What a coincidence, Netflix is racking up considerable long-term debt in order to deliver prestige content right now and the company’s stock prices just keep rising. They just gave mega-producer Ryan Murphy a deal worth up to $330 million and are releasing 700 originals this year. They’re exactly the type of company that is willing to take a short-term loss in exchange for an immediate infusion of views. Swiping an asset away from traditional TV, as Netflix is known to do, is just an added bonus.
But is streaming even interested?
It’s fair to argue that Netflix, Amazon, etc. may not be the best home for the UFC and other live programming at this current juncture. The three major streaming platforms are doing just fine without it and Apple has put together a fascinating lineup of original offerings. Content budgets are rising annually in conjunction with revenue (with the exception of Hulu, though they’re about to receive a nice jolt thanks to Disney). There’s still a large enough untapped market for subscription growth to continue at its frenzied pace, most notably in India. Everything is just peachy in streaming land.
But should the streamers hit a plateau in the near future, they’ll know where to look.
“The Netflix model is the mass production of extremely creative and differentiated content that has long-term monetization value,” Eric Schiffer, CEO of the Patriarch Organization and Chairman of Reputation Management Consultants, told Observer. “Anything ‘Live’ dies a merciless viewer death after the event. Fast forward five years and there could be a later play in the live arena for Netflix where data supports subscription growth in geographies that has an Amazon or other providers bundling live packages and it’s a necessity to compete. It would need to be one of the necessary lanes left to grow subscribers for Netflix to ‘flip the switch’ and go live.”

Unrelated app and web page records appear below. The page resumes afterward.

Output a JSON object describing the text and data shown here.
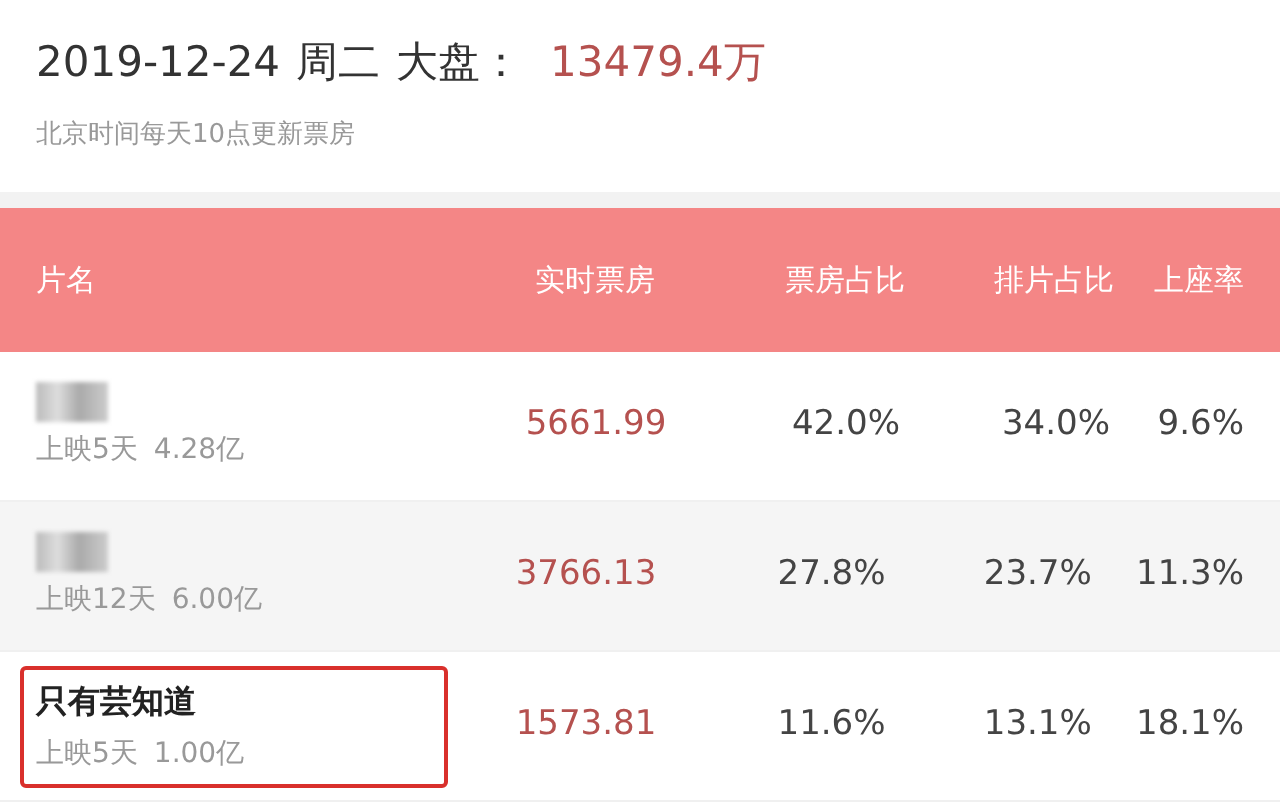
{
  "header": {
    "date": "2019-12-24",
    "weekday": "周二",
    "market_label": "大盘：",
    "market_value": "13479.4万",
    "note": "北京时间每天10点更新票房"
  },
  "table": {
    "columns": [
      "片名",
      "实时票房",
      "票房占比",
      "排片占比",
      "上座率"
    ],
    "rows": [
      {
        "title_blurred": true,
        "title": "",
        "release": "上映5天",
        "total": "4.28亿",
        "box_office": "5661.99",
        "box_share": "42.0%",
        "screening_share": "34.0%",
        "occupancy": "9.6%",
        "highlighted": false
      },
      {
        "title_blurred": true,
        "title": "",
        "release": "上映12天",
        "total": "6.00亿",
        "box_office": "3766.13",
        "box_share": "27.8%",
        "screening_share": "23.7%",
        "occupancy": "11.3%",
        "highlighted": false
      },
      {
        "title_blurred": false,
        "title": "只有芸知道",
        "release": "上映5天",
        "total": "1.00亿",
        "box_office": "1573.81",
        "box_share": "11.6%",
        "screening_share": "13.1%",
        "occupancy": "18.1%",
        "highlighted": true
      }
    ]
  }
}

Whether streaming wants to circle its opponent in the ring for a few more rounds or go straight for the knockout, one thing is clear: the championship belt is up for grabs.